Empress began renovating its Joliet, Illinois casino in 2008. During the renovation, a welder working for the HVAC subcontractor sparked cooking grease and other combustible residue in ductwork above the casino’s kitchen. The spark quickly spread and destroyed large sections of the casino property. Following the fire, three insurance companies paid more than $80 million for the loss.
Empress and the insurers as subrogees sued the general contractor and HVAC subcontractor, alleging among other things that they did not take proper safety measures to prevent the fire. Claims were also asserted against the project’s architect, the mechanical engineer, and a subcontractor, for not providing a sufficient sprinkler and fire protection system. Empress added its cleaning company, Averus, to the lawsuit, contending that Averus failed to properly clean the ductwork of the combustibles that ignited and caused the fire. Empress’s complaint alleged, among other things, negligence, breach of contract, and willful and wanton misconduct against the defendants. The defendants moved for summary judgment. The defendants contended that the plaintiffs waived their subrogation rights under the construction contract, and the trial court agreed. Empress and the insurance companies appealed.

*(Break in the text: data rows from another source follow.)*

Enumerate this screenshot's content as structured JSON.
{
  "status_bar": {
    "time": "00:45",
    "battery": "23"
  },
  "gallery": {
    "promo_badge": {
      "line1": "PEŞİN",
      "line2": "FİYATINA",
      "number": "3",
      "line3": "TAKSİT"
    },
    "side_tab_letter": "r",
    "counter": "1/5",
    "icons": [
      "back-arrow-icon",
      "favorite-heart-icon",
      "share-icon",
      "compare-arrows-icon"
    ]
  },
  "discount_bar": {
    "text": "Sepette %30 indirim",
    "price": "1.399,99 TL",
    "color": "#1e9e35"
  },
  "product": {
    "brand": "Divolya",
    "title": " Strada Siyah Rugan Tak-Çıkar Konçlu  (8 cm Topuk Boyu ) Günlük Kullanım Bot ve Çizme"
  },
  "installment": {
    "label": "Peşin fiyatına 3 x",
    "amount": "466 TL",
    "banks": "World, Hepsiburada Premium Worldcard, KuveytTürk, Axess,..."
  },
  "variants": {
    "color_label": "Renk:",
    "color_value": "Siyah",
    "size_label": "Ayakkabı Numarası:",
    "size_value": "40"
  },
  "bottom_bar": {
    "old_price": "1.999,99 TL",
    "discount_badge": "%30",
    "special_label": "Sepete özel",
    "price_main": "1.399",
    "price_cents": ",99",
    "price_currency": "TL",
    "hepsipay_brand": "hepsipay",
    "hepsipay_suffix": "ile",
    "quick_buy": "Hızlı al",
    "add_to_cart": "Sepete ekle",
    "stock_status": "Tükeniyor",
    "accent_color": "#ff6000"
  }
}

The appellate court agreed with the trial court on its central ruling: The plain language of the contract required Empress to insure the project and waive its subrogation rights against the architect, general contractor and its subcontractors. In particular, the contract required Empress to purchase all-risk property insurance covering “without limitation, insurance against the perils of fire,” and Empress to “waive all rights […] for damages caused by fire or other causes of loss.” Elsewhere in the contract, Empress and the general contractor waived all rights against “(1) each other and any of their subcontractors […] and (2) the Architect, Architect’s consultants […] and any of their subcontractors […] for damages caused by fire or other causes of loss […]” to the property during the renovation.
The appellate court determined that “the parties here agreed that any casualty loss resulting from a fire would be borne solely by Empress’s property insurance and that accordingly Empress expressly waived all claims against the defendants arising from such a loss covered by such insurance.” Thus, Empress and the insurance companies could not bring an action against the general contractor, the mechanical engineer, the architect, or any downstream subcontractors or consultants for damages from the fire.
The appellate court rejected the plaintiffs’ argument that the waiver was an exculpatory clause and the allegations of willful and wanton misconduct dictated that, as a matter of public policy, such an exculpatory clause should not be enforced in the face of such allegations. Subrogation clauses are not exculpatory clauses that “immunize the wrongdoer,” but instead merely shift the risk of loss and the costs of insuring loss between parties negotiating a contract. The parties involved in the renovation, according to the court, freely contracted to place the risk of loss by fire on Empress, regardless of how that fire started.
The appellate court also found that the subrogation waiver trumped the general contactor’s duty to indemnify Empress. The appellate court’s reasoning was premised on two main points: first, the subrogation waiver was tied to Empress’s property insurance whereas the indemnity provision was tied to a separate type of coverage, the general contractor’s liability insurance; and, second, the express language of the subrogation waiver supersedes the indemnity provision when it states that the waiver “shall be effective as to a person or entity even though that person or entity would otherwise have a duty of indemnification, contractual or otherwise, […] and whether or not the person or entity had an insurable interest in the property damage.”
Averus—the cleaning company— did not fare so well. The appellate court found that the subrogation waivers did not apply to Averus because Averus was not a party to (or subcontractor under) the construction contract. Instead, Averus worked for Empress under a preexisting and separate oral contract it had directly with the casino, rather than with the general contractor. Moreover, the vice president for Averus who negotiated the oral contract admitted during his deposition that he never discussed or contemplated a subrogation waiver. Empress thus never waived subrogation rights in its oral agreement with Averus.